The age-old question — gold or silver? Which is better? Should you invest in gold? Should you invest in silver instead? What’s the difference between the two anyway? Silver is often referred to as the “poor man’s gold”, and possibly for good reason — gold and silver are incredibly similar.
But there are, of course, some differences, and those differences can have people buying one and not the other. First, it’s obvious that the price of gold and silver often have bull and bear markets around the same time and often for the same reasons. The 70s had them both explode, and yet they both were crushed in the early 80s. The late 10 / 20s had a huge gold and silver bull market that we’re still experiencing.
Whenever gold or silver crash — if that happens — we’ll likely see them go down together like the good friends they are. But there absolutely are some differences that we’ll discuss below.

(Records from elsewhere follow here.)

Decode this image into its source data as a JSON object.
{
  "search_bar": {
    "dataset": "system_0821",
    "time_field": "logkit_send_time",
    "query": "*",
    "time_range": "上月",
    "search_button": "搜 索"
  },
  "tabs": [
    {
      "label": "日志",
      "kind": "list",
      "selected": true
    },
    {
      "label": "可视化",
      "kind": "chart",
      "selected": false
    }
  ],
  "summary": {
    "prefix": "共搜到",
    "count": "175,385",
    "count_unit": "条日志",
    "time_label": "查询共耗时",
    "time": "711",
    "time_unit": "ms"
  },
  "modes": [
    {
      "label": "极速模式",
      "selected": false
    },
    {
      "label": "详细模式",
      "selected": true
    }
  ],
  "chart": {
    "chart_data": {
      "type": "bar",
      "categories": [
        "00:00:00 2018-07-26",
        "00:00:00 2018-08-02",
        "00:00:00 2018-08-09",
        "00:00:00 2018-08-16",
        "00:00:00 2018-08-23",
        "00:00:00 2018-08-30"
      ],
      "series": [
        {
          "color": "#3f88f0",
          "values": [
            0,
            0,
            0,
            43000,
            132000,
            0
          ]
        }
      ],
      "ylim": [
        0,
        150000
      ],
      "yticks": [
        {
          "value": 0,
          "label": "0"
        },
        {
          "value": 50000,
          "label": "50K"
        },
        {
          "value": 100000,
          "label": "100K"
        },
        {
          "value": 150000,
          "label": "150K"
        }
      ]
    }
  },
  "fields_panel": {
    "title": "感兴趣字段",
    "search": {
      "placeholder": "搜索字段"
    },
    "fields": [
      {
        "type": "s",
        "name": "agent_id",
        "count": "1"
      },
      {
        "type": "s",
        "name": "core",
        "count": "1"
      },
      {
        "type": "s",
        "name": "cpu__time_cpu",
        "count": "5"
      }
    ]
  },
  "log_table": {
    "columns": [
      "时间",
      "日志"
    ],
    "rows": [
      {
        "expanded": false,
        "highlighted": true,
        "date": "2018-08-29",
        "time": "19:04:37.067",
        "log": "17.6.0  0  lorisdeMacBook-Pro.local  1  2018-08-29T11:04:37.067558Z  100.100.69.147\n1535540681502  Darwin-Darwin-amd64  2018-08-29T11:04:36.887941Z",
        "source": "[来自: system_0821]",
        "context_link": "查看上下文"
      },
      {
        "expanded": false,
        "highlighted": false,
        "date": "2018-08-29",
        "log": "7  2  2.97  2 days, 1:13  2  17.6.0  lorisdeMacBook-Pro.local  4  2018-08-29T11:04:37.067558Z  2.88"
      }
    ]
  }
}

- Gold doesn’t tarnish. Gold doesn’t tarnish but silver does. This isn’t necessarily bad because this means silver has uses — like in photography. Silver has different properties than gold, so it has different industrial uses which drive up demand and destroy silver reserves. Still, it’s a difference.
- Gold is lighter than silver. This is a big deal. Because it’s lighter it’s easier to transport and store. This is important for those looking for extremely long-term assets to invest in.
- There’s more gold in the world. There are 4.58 billion ounces of gold. There is about 3 billion ounces of silver. This means that gold is about 800%. This doesn’t, of course, include “consumed” silver, because that would include electronics and machinery that simply won’t be harvested because, well, we need computers in the world. That leads to the next difference, actually.
- Silver is consumed. There are far, far, far more industrial uses for silver in machinery, computers, electronics and other areas. Silver is generally consumed; gold is generally hoarded. This is one of the reasons there is more above-ground gold than there is above-ground silver.
- Silver is more volatile. Silver has much greater price swings than gold. Just compare any gold chart to a silver chart for the last 10-30 years.
Different markets. Perhaps this just makes me Captain Obvious, but the very fact that gold and silver are in different markets means they’ll often react differently. Different investors, different mining, different everything.
All this to say, the two markets are very, very different. I have both and love both. For a traditional portfolio, gold is more stable and has a better record… but for speculations, I’ve stuck with silver in the past. It’s not uncommon to see nice 20-30% up swings in silver to make a nice profit on.